### How to complete this task
Please copy each line below that contains the word "Product".
── Extracted records
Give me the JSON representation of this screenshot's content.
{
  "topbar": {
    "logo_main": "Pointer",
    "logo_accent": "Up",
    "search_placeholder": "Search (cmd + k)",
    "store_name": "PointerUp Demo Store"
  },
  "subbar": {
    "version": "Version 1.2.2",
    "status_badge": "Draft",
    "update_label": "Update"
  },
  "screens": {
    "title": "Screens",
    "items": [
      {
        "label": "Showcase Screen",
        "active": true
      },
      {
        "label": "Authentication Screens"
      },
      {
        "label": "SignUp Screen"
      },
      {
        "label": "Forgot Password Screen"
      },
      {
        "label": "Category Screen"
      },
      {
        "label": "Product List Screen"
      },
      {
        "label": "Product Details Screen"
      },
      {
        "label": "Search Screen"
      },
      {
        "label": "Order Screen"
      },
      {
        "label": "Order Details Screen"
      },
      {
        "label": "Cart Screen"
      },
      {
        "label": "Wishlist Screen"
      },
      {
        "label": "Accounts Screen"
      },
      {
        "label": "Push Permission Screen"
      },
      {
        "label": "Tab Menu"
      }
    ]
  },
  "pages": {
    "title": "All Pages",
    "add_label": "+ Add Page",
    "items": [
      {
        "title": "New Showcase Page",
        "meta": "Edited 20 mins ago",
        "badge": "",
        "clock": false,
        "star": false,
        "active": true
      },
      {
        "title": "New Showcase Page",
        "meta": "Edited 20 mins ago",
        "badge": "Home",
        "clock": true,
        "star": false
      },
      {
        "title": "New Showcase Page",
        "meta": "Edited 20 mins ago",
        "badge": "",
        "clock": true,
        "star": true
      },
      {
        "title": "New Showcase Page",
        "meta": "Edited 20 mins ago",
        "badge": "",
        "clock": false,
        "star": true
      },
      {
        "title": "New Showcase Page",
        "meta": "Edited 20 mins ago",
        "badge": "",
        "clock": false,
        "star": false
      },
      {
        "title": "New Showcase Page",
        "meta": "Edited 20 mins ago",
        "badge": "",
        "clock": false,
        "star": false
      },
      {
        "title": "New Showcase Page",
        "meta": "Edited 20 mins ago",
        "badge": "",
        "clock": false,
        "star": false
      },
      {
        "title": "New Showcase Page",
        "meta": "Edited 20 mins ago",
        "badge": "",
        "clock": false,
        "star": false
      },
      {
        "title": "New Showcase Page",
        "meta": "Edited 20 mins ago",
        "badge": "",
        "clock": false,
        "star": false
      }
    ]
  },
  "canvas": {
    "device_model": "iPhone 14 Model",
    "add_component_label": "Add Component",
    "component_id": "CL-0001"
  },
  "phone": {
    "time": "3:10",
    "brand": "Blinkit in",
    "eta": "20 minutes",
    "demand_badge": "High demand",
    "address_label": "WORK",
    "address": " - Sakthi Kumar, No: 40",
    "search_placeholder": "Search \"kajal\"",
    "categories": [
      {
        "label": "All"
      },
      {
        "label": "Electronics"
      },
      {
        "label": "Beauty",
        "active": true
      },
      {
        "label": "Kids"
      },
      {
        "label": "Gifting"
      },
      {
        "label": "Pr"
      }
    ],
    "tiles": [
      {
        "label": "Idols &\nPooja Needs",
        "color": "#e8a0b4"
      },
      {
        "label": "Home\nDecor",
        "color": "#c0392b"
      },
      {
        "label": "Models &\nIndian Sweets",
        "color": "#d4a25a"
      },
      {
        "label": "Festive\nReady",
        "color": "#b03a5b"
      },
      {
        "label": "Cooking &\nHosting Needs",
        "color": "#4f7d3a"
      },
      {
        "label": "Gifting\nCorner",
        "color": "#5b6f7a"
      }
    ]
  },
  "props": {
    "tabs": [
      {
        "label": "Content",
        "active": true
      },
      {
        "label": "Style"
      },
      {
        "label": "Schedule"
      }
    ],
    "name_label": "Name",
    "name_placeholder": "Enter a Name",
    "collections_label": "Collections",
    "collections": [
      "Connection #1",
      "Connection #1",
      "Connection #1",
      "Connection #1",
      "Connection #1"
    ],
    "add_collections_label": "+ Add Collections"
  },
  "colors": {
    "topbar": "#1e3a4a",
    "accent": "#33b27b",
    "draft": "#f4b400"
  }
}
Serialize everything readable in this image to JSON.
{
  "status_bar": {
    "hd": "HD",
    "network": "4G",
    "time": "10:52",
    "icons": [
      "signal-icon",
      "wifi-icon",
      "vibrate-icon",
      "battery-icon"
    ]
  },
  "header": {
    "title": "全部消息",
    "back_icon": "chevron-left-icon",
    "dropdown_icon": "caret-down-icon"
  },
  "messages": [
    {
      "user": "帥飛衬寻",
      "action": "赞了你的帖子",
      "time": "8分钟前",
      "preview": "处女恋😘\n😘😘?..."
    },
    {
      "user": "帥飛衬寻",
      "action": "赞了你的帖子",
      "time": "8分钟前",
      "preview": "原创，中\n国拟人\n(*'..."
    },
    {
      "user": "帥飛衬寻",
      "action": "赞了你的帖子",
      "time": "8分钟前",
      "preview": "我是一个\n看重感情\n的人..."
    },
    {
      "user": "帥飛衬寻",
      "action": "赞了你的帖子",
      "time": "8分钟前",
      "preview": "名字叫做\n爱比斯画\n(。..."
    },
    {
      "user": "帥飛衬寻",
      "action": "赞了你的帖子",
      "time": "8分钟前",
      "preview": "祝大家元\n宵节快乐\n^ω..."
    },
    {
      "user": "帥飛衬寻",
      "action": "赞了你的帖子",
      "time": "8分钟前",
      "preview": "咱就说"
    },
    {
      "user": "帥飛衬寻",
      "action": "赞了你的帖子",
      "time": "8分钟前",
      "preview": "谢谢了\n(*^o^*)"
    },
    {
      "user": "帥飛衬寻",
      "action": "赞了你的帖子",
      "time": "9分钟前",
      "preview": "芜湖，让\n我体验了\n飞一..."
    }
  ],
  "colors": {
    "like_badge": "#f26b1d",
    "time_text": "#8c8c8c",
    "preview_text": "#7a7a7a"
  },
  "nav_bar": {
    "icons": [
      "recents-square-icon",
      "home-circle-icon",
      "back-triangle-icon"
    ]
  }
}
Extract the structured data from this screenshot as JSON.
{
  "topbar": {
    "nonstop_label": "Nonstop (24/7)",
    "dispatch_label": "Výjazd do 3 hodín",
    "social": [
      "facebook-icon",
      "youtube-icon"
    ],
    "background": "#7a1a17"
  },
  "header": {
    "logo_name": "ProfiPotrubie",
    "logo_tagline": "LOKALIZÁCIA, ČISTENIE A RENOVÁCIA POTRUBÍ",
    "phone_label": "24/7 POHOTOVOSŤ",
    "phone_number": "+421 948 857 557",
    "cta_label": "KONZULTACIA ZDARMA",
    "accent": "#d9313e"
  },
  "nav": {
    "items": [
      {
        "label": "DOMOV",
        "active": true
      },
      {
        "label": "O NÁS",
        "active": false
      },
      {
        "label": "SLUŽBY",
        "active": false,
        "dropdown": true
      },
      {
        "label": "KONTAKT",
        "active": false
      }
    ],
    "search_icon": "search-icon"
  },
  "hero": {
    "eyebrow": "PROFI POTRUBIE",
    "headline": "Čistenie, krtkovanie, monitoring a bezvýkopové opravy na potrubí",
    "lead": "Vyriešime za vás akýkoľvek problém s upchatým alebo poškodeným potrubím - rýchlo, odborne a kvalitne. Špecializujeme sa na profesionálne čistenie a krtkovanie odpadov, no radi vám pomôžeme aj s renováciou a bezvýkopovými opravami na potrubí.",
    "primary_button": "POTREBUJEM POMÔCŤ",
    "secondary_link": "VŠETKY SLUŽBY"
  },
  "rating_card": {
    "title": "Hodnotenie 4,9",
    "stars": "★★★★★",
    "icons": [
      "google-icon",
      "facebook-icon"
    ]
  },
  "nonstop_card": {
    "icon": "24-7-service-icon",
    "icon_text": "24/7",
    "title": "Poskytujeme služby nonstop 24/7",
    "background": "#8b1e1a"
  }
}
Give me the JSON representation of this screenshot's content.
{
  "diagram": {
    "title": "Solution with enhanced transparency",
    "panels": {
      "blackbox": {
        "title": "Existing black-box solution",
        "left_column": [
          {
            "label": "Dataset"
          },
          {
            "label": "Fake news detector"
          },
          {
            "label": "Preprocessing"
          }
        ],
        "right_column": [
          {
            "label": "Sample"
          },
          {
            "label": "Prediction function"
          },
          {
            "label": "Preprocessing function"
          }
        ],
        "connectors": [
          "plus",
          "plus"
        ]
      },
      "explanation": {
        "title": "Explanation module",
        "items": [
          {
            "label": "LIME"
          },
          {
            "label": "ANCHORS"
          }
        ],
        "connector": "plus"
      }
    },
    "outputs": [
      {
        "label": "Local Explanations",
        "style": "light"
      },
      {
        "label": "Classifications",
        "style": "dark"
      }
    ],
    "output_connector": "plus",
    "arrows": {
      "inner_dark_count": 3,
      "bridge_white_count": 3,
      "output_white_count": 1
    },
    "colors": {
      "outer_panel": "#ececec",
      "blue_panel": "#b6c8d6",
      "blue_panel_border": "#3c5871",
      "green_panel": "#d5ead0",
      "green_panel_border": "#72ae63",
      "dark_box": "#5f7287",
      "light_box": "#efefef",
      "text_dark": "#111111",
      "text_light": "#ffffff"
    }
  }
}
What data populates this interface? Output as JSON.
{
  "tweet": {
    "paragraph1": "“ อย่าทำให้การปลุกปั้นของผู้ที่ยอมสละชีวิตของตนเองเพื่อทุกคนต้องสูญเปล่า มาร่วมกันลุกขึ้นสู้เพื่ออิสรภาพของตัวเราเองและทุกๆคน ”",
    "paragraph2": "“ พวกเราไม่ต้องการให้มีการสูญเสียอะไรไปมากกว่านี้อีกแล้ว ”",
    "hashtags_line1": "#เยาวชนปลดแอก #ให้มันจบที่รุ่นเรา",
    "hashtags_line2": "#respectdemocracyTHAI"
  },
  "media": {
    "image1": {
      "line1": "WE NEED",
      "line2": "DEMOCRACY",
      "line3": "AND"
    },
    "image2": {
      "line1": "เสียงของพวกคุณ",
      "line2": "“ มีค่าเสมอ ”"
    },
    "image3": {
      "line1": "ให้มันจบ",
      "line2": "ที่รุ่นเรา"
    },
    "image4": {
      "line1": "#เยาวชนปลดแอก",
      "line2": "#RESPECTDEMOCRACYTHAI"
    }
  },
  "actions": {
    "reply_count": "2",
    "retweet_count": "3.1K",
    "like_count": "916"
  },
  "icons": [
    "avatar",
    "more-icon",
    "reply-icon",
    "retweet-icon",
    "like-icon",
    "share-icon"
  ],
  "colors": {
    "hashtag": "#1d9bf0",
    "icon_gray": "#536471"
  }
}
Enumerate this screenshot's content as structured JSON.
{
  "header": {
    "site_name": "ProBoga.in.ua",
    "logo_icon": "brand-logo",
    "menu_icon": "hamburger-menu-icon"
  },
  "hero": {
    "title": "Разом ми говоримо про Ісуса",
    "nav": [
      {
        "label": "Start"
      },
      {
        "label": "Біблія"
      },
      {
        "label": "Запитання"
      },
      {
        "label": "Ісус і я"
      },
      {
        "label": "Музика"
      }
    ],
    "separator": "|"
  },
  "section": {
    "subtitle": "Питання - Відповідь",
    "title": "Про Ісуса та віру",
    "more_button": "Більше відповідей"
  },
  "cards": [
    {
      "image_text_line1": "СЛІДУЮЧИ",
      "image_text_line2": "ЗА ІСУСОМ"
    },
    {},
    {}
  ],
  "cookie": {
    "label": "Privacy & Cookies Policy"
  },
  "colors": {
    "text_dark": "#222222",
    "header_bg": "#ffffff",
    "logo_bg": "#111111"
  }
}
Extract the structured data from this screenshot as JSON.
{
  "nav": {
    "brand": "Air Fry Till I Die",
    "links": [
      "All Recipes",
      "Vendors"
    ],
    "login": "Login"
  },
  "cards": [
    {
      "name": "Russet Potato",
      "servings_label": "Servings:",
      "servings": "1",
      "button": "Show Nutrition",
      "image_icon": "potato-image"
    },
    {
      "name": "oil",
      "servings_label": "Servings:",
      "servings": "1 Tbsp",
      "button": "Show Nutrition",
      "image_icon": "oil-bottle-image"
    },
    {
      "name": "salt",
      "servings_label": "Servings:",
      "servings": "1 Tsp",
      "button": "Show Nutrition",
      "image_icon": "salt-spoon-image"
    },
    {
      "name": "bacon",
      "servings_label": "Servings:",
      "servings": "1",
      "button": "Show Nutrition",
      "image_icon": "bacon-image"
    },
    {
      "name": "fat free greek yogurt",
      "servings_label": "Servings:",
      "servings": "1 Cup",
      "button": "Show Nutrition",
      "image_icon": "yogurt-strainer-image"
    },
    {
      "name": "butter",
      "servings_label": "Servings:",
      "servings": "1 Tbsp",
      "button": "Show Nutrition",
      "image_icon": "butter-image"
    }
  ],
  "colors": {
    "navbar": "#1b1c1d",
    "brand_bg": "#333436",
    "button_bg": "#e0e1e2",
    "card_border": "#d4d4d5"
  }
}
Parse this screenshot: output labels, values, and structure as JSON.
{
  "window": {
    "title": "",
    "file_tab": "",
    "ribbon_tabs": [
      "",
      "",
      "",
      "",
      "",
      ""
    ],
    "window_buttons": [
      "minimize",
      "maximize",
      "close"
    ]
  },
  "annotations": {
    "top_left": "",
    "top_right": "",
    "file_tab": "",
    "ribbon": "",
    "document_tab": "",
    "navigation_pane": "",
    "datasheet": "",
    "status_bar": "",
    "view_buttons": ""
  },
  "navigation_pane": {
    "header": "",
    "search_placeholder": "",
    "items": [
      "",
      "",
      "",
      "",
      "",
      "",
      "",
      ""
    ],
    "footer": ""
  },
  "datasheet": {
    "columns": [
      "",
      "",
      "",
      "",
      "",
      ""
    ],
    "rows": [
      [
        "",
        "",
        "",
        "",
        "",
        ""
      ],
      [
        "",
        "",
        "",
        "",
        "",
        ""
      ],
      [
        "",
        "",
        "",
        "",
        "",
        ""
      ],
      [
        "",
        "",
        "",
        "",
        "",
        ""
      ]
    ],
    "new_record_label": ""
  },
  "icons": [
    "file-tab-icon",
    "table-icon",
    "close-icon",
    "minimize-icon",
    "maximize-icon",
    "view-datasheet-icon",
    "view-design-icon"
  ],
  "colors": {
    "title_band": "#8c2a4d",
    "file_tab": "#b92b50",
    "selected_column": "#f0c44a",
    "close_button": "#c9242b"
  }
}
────
### Your solution
        "label": "Product List Screen"
        "label": "Product Details Screen"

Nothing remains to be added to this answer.